**Items listed in a dataset:**
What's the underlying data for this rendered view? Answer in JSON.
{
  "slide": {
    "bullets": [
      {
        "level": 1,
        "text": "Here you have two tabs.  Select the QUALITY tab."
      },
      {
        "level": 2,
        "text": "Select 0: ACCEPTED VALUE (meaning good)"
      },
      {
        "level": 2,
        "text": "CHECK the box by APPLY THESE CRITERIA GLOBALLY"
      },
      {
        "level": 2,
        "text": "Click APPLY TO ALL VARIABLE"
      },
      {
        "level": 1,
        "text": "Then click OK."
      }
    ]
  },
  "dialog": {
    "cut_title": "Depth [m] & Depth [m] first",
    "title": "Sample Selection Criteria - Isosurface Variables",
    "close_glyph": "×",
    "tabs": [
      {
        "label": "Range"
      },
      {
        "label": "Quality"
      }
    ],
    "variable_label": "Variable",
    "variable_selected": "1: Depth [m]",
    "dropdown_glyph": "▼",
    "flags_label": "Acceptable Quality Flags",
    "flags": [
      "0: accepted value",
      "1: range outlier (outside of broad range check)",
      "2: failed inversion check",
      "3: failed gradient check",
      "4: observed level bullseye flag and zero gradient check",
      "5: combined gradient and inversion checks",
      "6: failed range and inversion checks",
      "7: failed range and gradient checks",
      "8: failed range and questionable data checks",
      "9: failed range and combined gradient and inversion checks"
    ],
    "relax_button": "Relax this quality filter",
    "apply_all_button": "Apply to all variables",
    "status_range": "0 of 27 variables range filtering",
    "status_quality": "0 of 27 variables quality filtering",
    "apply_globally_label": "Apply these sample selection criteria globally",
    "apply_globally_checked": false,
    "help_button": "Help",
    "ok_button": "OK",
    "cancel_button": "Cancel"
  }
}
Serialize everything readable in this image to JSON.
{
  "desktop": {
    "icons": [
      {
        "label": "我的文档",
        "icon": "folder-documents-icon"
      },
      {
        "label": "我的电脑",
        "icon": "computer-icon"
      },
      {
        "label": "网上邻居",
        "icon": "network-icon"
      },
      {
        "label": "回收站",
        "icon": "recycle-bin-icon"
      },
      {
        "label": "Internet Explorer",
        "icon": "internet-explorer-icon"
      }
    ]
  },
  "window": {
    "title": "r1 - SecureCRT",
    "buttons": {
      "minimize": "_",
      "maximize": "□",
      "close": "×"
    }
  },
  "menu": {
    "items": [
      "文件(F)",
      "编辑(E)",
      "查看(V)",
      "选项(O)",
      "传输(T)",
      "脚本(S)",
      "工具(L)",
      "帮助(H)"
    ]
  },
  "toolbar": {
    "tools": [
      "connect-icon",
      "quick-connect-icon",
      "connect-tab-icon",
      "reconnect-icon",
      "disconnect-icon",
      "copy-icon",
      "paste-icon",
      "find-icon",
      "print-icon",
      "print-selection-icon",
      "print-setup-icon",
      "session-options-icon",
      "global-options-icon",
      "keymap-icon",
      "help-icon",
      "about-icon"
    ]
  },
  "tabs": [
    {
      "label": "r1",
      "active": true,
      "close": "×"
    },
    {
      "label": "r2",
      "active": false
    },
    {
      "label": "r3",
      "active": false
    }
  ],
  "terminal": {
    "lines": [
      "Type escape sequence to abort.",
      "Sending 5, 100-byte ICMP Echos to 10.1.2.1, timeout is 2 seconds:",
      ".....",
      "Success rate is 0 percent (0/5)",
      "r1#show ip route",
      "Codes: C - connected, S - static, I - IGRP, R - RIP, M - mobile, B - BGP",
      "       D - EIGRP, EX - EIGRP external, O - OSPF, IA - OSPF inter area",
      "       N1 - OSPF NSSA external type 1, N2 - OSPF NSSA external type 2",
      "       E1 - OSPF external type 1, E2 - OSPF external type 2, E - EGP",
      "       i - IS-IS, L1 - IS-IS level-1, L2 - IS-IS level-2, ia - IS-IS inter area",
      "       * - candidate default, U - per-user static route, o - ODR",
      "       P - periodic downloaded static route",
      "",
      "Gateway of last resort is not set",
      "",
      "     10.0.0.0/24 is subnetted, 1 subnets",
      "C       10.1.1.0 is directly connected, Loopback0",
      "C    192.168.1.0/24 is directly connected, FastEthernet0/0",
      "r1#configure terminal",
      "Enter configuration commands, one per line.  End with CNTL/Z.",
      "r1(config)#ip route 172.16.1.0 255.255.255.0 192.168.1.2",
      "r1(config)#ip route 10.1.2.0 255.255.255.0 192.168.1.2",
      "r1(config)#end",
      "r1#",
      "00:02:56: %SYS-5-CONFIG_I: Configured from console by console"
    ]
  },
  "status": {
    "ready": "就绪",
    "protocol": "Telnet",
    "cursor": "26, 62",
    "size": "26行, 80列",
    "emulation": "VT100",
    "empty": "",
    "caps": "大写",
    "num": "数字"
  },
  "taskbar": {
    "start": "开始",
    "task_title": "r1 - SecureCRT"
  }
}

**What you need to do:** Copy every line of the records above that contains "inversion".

**Answer space:**
      "2: failed inversion check",
      "5: combined gradient and inversion checks",
      "6: failed range and inversion checks",
      "9: failed range and combined gradient and inversion checks"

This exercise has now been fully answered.